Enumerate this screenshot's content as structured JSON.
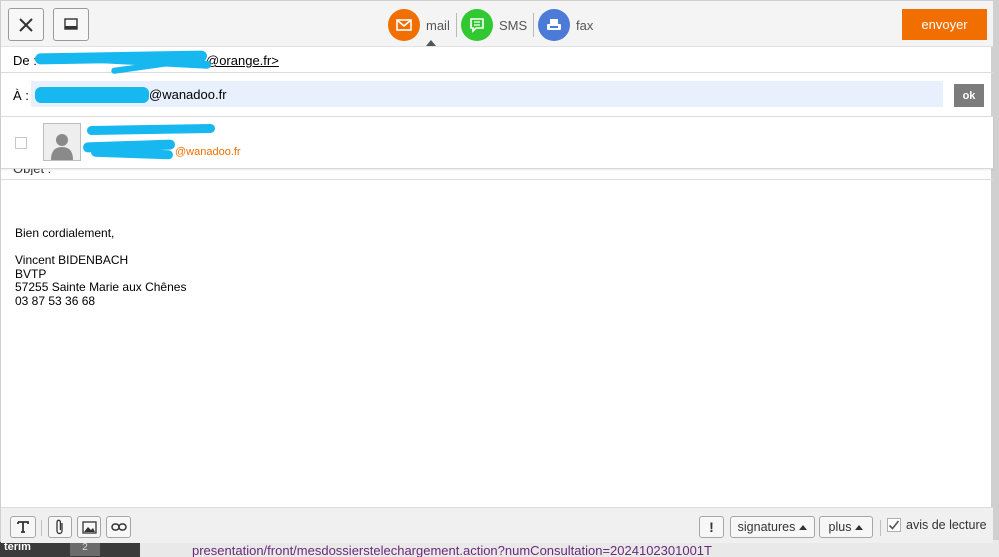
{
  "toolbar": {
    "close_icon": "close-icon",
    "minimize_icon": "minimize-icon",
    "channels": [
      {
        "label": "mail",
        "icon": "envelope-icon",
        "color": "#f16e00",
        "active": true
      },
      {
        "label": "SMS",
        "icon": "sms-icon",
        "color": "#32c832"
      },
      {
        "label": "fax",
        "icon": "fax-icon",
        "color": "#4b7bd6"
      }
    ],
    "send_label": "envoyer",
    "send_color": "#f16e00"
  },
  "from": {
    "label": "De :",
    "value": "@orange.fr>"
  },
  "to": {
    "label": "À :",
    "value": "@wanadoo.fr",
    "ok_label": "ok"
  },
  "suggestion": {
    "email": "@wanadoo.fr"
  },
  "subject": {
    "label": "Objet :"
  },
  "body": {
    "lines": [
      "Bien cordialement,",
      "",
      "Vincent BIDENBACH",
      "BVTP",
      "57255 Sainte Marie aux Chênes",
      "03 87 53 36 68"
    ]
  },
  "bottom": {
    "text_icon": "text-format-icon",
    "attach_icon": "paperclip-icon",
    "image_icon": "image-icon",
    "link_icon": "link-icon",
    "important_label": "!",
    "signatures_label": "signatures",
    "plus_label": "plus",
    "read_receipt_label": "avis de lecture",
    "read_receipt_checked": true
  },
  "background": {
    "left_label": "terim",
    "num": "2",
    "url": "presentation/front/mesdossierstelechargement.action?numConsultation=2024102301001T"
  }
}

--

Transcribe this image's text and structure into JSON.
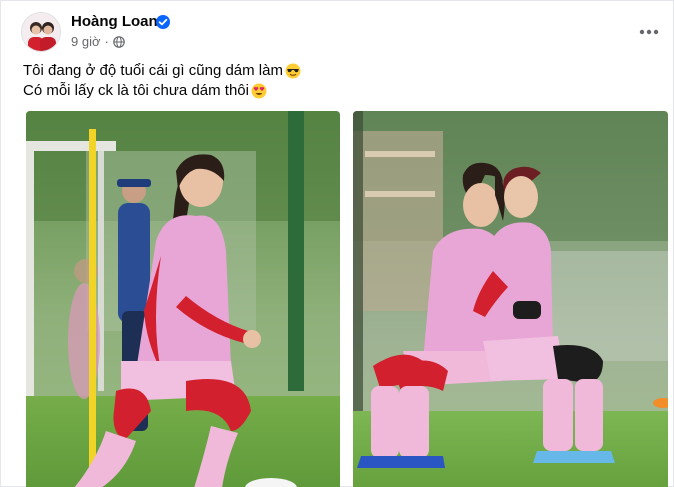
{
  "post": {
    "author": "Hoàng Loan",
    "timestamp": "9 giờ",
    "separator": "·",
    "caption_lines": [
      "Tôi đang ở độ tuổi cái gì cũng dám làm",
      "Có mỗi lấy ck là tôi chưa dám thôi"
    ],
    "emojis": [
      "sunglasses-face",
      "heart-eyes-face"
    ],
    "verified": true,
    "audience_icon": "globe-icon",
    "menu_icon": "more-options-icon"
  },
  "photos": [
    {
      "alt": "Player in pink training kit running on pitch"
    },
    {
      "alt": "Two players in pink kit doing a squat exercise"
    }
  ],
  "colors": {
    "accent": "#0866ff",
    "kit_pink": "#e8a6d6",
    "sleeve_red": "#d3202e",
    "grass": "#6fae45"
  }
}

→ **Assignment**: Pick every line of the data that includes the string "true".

→ **Output**:
        "active": true
    "read_receipt_checked": true
    "verified": true,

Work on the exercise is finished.